Keywords:microbial ecology, community structure, hydrothermal plume, deep sea
In the deep sea hydrothermal plume, chemolithotrophic microorganisms producing organic materials from inorganic carbons, such as sulfur oxidizing microorganisms, predominate. There is an estimate that in situ production of organic matter exceeds that of derived from surface photosynthesis. More than 99% of the chemical components contained in the hydrothermal fluids from the seafloor are released into deep-sea water and maximum chemical potential energy is thermodynamically calculated under low temperature condition by mixing hot hydrothermal fluid and sea water. Therefore, it is important for both deep-sea carbon dynamics and deep-sea ecosystems to estimate the microbial production in a hydrothermal plume. To estimate the primary production of microorganisms in a hydrothermal plume, it is necessary to understand the dynamics and functions of chemolitzotrophic microorganisms together with the physicochemical process of hydrothermal plume formation. We analyzed the formation process and chemical environment of hydrothermal plume and combined the dynamics of microorganisms with them to estimate the efficiency of hydrothermal energy use in microbial growth process. The formation process of the hydrothermal plume are regulated by the topography such as caldera, the stirring effect due to the deep ocean current intensity, and the density vertical structure of the water column. The composition of microbial community are known to be defined by chemical components of hydrothermal fluid.

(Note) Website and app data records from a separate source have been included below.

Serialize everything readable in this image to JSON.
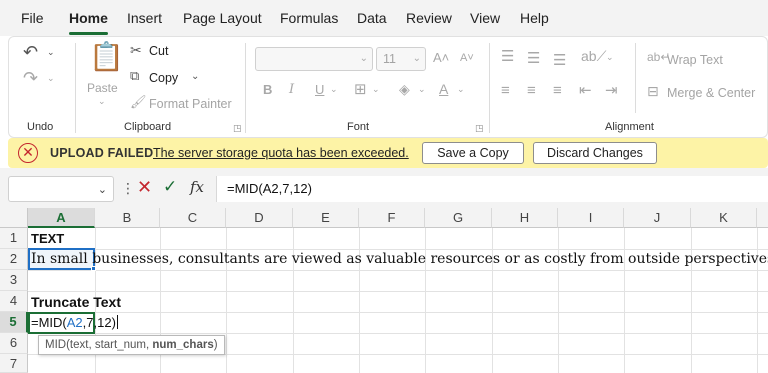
{
  "menu": {
    "tabs": [
      "File",
      "Home",
      "Insert",
      "Page Layout",
      "Formulas",
      "Data",
      "Review",
      "View",
      "Help"
    ],
    "active": "Home"
  },
  "ribbon": {
    "undo": {
      "label": "Undo"
    },
    "clipboard": {
      "label": "Clipboard",
      "paste": "Paste",
      "cut": "Cut",
      "copy": "Copy",
      "format_painter": "Format Painter"
    },
    "font": {
      "label": "Font",
      "size": "11",
      "bold": "B",
      "italic": "I",
      "underline": "U"
    },
    "alignment": {
      "label": "Alignment",
      "wrap_text": "Wrap Text",
      "merge_center": "Merge & Center"
    }
  },
  "notification": {
    "title": "UPLOAD FAILED",
    "message": "The server storage quota has been exceeded.",
    "save_copy": "Save a Copy",
    "discard": "Discard Changes"
  },
  "formula_bar": {
    "name_box": "",
    "fx": "fx",
    "formula": "=MID(A2,7,12)"
  },
  "grid": {
    "columns": [
      "A",
      "B",
      "C",
      "D",
      "E",
      "F",
      "G",
      "H",
      "I",
      "J",
      "K"
    ],
    "rows": [
      "1",
      "2",
      "3",
      "4",
      "5",
      "6",
      "7"
    ],
    "cells": {
      "A1": "TEXT",
      "A2": "In small businesses, consultants are viewed as valuable resources or as costly from outside perspectives.",
      "A4": "Truncate Text",
      "A5_prefix": "=MID(",
      "A5_ref": "A2",
      "A5_suffix": ",7,12)"
    },
    "tooltip": {
      "prefix": "MID(text, start_num, ",
      "bold": "num_chars",
      "suffix": ")"
    },
    "selection_color": "#1f6fc5",
    "accent_color": "#1b6e35"
  },
  "icons": {
    "undo": "undo-icon",
    "redo": "redo-icon",
    "paste": "clipboard-icon",
    "cut": "scissors-icon",
    "copy": "copy-icon",
    "format_painter": "paintbrush-icon",
    "error": "close-circle-icon",
    "cancel": "x-icon",
    "enter": "check-icon"
  }
}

However, our result suggested that the energy efficiency and microbial total production of microorganisms is affected by these physical factors.